Nico Hulkenberg says that Renault is focussed on making a big leap forward in 2019, but admits that the team will remain in the dark right up until the start of pre-season testing.
"It’s always really hard,' Hulkenberg said this week when asked to predict how the factory team would fare next year.
"It’s all speculation. We know what we do and I know it sounds not bad, but we’re in the dark as to what the others find."
Teams are spending the winter working on introducing new front and rear wing aerodynamic regulations into their car designs for the new season.
Changes always present risks and opportunities, with the chance that one squad might find a novel way of interpreting the rules that allows them to get a jump in their rivals at the first race of the season in Melbourne in March.
“Obviously the new front wing is kind of a soft reset for next year, as it’s quite different for the cars," acknowledged Hulkenberg. "It’s really hard to gauge.
Renault finished 2018 in fourth place in the constructors standings, up from sixth place in 2017. While he welcomed the progress made at Enstone over the past 12 months, Hulkenberg conceded that there was a long way to go to catch the 'Big Three'.
“We need to eat a lot of the gap away and eat into it. As a factory team, we need to aim at making a big step," he said. "But of course that’s where need to go, what we need to aim at.
“I think we’ve made a lot of good progress in a lot of areas," he continued. "Especially in team structure, and putting the team in the right place to grow and to build in the next two years,”
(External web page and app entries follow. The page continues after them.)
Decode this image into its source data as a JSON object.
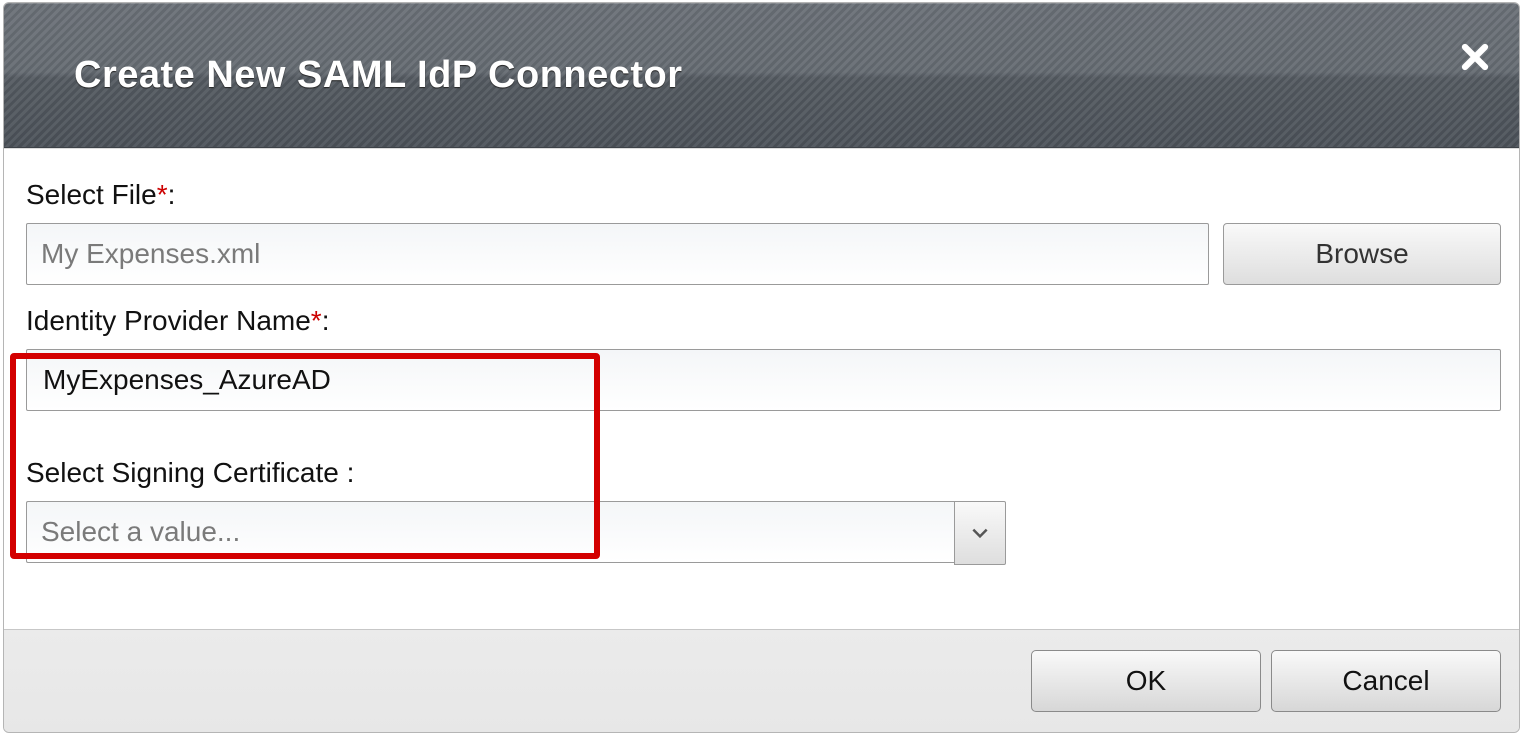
{
  "dialog": {
    "title": "Create New SAML IdP Connector"
  },
  "form": {
    "file": {
      "label": "Select File",
      "required_marker": "*",
      "colon": ":",
      "value": "My Expenses.xml",
      "browse_label": "Browse"
    },
    "idp_name": {
      "label": "Identity Provider Name",
      "required_marker": "*",
      "colon": ":",
      "value": "MyExpenses_AzureAD"
    },
    "signing_cert": {
      "label": "Select Signing Certificate ",
      "colon": ":",
      "placeholder": "Select a value..."
    }
  },
  "buttons": {
    "ok": "OK",
    "cancel": "Cancel"
  }
}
“But on the technical side, development side – just on the car – this year was not quite up to our ambitions and what we were looking for," he admitted.
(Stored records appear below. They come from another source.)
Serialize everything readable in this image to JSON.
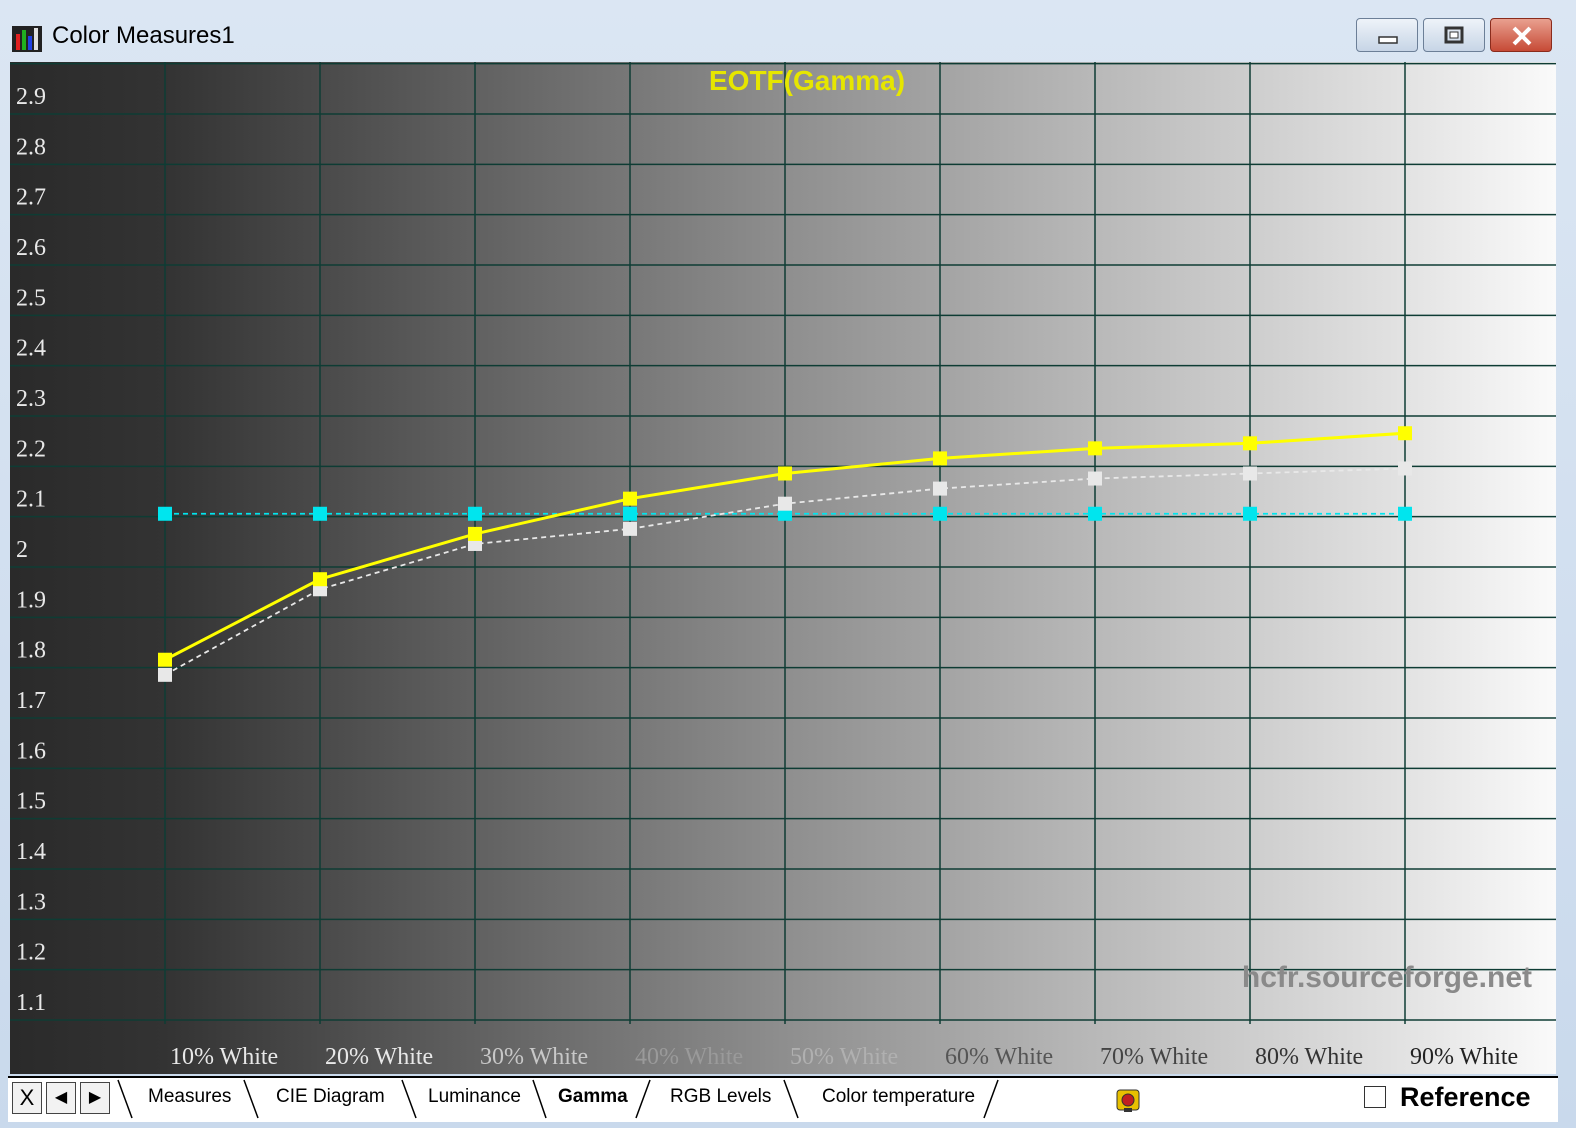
{
  "window": {
    "title": "Color Measures1",
    "minimize_icon": "minimize-icon",
    "maximize_icon": "restore-icon",
    "close_icon": "close-icon"
  },
  "chart_data": {
    "type": "line",
    "title": "EOTF(Gamma)",
    "categories": [
      "10% White",
      "20% White",
      "30% White",
      "40% White",
      "50% White",
      "60% White",
      "70% White",
      "80% White",
      "90% White"
    ],
    "series": [
      {
        "values": [
          1.78,
          1.94,
          2.03,
          2.1,
          2.15,
          2.18,
          2.2,
          2.21,
          2.23
        ],
        "color": "#ffff00",
        "style": "solid"
      },
      {
        "values": [
          1.75,
          1.92,
          2.01,
          2.04,
          2.09,
          2.12,
          2.14,
          2.15,
          2.16
        ],
        "color": "#e8e8e8",
        "style": "dashed"
      },
      {
        "values": [
          2.07,
          2.07,
          2.07,
          2.07,
          2.07,
          2.07,
          2.07,
          2.07,
          2.07
        ],
        "color": "#00e5ee",
        "style": "dashed"
      }
    ],
    "yticks": [
      "1.1",
      "1.2",
      "1.3",
      "1.4",
      "1.5",
      "1.6",
      "1.7",
      "1.8",
      "1.9",
      "2",
      "2.1",
      "2.2",
      "2.3",
      "2.4",
      "2.5",
      "2.6",
      "2.7",
      "2.8",
      "2.9"
    ],
    "ylim": [
      1.04,
      2.98
    ],
    "grid": true,
    "watermark": "hcfr.sourceforge.net",
    "colors": {
      "grid": "#0e3c34",
      "title": "#e6e600",
      "tick": "#e8e8e8",
      "watermark": "#8a8a8a"
    }
  },
  "tabs": {
    "nav": [
      "X",
      "◀",
      "▶"
    ],
    "items": [
      "Measures",
      "CIE Diagram",
      "Luminance",
      "Gamma",
      "RGB Levels",
      "Color temperature"
    ],
    "active": "Gamma",
    "reference_label": "Reference",
    "reference_checked": false,
    "device_icon": "sensor-icon"
  }
}
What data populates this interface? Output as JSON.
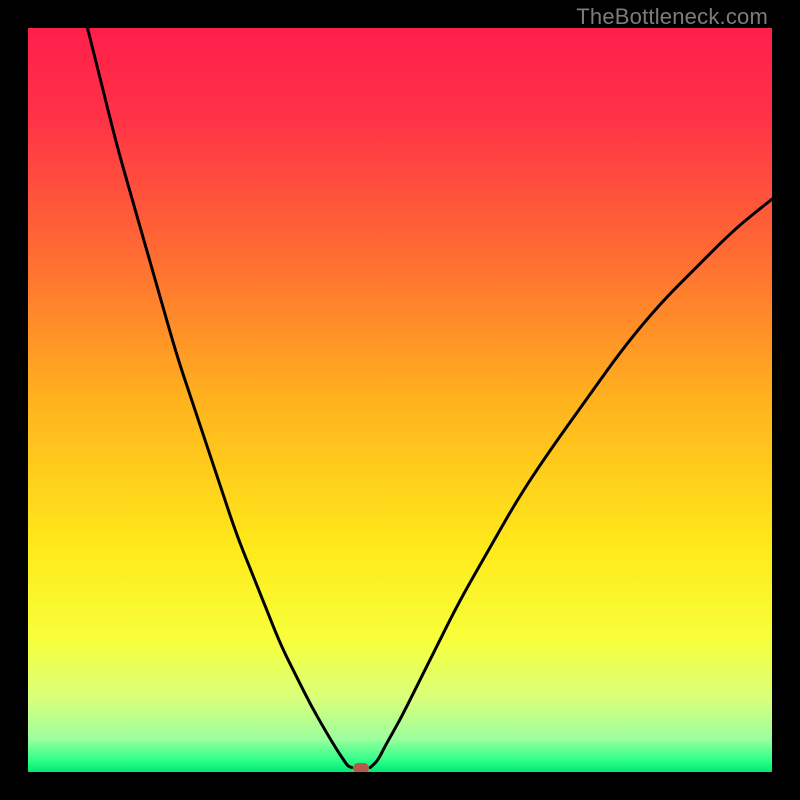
{
  "watermark": {
    "text": "TheBottleneck.com"
  },
  "chart_data": {
    "type": "line",
    "title": "",
    "xlabel": "",
    "ylabel": "",
    "xlim": [
      0,
      100
    ],
    "ylim": [
      0,
      100
    ],
    "grid": false,
    "series": [
      {
        "name": "left-curve",
        "x": [
          8,
          10,
          12,
          14,
          16,
          18,
          20,
          22,
          24,
          26,
          28,
          30,
          32,
          34,
          36,
          38,
          40,
          41.5,
          42.5,
          43,
          43.5
        ],
        "y": [
          100,
          92,
          84,
          77,
          70,
          63,
          56,
          50,
          44,
          38,
          32,
          27,
          22,
          17,
          13,
          9,
          5.5,
          3,
          1.5,
          0.8,
          0.6
        ]
      },
      {
        "name": "right-curve",
        "x": [
          46,
          47,
          48,
          50,
          52,
          55,
          58,
          62,
          66,
          70,
          75,
          80,
          85,
          90,
          95,
          100
        ],
        "y": [
          0.6,
          1.5,
          3.5,
          7,
          11,
          17,
          23,
          30,
          37,
          43,
          50,
          57,
          63,
          68,
          73,
          77
        ]
      }
    ],
    "marker": {
      "x": 44.8,
      "y": 0.6,
      "color": "#b55a4a"
    },
    "gradient_stops": [
      {
        "pos": 0,
        "color": "#ff1f4a"
      },
      {
        "pos": 0.12,
        "color": "#ff3247"
      },
      {
        "pos": 0.3,
        "color": "#ff6a33"
      },
      {
        "pos": 0.5,
        "color": "#ffb21e"
      },
      {
        "pos": 0.7,
        "color": "#ffea1a"
      },
      {
        "pos": 0.82,
        "color": "#f7ff3a"
      },
      {
        "pos": 0.9,
        "color": "#d9ff7a"
      },
      {
        "pos": 0.955,
        "color": "#9dff9d"
      },
      {
        "pos": 0.985,
        "color": "#2bff88"
      },
      {
        "pos": 1.0,
        "color": "#00e877"
      }
    ]
  }
}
"That’s something we have to work on and get better at next year," he added.
“But I think overall last year P6, now P4 – I think that’s a healthy and good development.”
Renault F1 boss Cyril Abiteboul admitted this month that the team had been "missing about 15 to 20 kilowatts of engine power" but said they expected to make that up in 2019.
"There’s no reason why we shouldn’t close the gap to Mercedes and Ferrari with the engine over the winter," he said. "With the chassis, it will take a little longer."